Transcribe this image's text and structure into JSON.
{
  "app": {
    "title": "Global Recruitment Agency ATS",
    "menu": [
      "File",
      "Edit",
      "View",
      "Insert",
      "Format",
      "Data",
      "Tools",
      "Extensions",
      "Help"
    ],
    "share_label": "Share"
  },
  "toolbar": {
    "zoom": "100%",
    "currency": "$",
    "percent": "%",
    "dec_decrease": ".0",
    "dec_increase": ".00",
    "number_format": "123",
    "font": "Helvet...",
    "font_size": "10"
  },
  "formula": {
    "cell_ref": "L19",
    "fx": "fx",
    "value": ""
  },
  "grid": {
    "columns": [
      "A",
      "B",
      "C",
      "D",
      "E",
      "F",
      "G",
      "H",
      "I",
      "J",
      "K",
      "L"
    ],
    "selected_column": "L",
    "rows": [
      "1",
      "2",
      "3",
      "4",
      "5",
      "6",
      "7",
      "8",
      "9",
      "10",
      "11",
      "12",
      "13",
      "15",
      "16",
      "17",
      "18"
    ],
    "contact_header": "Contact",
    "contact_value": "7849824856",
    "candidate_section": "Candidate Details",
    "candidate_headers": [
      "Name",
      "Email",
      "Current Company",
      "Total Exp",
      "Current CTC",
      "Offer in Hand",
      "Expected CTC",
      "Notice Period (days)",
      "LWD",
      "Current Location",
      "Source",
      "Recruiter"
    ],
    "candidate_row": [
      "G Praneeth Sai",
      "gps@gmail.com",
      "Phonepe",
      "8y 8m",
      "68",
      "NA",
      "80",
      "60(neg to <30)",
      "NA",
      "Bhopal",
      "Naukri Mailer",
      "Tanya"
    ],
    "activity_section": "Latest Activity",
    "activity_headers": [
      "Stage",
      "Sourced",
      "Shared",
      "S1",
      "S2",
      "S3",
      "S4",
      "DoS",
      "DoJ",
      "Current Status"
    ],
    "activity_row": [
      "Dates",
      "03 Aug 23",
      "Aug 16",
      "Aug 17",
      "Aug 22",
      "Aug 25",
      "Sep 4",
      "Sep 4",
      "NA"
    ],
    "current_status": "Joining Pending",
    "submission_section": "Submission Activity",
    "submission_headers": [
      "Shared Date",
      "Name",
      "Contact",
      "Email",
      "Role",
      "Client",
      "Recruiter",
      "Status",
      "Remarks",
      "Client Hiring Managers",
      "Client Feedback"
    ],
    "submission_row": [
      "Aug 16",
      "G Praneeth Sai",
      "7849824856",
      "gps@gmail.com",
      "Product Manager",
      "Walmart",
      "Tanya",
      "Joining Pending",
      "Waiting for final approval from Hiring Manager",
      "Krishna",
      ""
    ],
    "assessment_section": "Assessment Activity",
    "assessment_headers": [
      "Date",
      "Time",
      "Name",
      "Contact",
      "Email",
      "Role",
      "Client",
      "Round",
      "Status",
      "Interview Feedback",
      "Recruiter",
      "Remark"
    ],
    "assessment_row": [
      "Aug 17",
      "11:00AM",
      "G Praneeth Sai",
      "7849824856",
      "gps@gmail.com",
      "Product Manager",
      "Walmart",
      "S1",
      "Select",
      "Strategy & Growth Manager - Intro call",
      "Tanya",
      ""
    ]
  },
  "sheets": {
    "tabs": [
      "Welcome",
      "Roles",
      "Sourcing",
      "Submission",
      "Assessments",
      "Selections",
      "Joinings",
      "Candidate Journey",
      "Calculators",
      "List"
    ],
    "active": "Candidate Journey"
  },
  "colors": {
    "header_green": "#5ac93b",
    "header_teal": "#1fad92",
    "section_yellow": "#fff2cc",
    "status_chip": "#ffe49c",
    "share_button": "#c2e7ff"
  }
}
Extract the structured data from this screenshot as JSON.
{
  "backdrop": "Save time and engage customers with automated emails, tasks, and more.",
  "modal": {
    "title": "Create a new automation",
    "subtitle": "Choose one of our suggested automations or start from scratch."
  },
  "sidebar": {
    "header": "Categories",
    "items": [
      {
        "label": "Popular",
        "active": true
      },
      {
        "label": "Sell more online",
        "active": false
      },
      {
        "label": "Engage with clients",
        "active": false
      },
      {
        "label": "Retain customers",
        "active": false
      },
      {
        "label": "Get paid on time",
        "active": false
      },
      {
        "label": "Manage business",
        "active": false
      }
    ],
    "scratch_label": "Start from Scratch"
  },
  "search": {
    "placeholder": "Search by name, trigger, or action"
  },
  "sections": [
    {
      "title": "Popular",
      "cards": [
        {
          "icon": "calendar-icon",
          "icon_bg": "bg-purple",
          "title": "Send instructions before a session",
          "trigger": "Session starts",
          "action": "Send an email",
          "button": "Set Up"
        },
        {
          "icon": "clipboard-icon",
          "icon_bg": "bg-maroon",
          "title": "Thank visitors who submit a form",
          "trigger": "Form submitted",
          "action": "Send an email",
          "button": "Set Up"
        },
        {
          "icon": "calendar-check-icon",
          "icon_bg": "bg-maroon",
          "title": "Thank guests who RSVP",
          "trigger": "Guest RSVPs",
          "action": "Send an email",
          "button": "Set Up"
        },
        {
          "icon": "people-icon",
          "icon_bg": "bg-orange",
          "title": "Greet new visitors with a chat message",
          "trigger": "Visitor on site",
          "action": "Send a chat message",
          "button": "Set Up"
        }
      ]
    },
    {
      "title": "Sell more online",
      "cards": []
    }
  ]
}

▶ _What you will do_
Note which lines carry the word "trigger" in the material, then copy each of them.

▶ _Task response_
    "placeholder": "Search by name, trigger, or action"
          "trigger": "Session starts",
          "trigger": "Form submitted",
          "trigger": "Guest RSVPs",
          "trigger": "Visitor on site",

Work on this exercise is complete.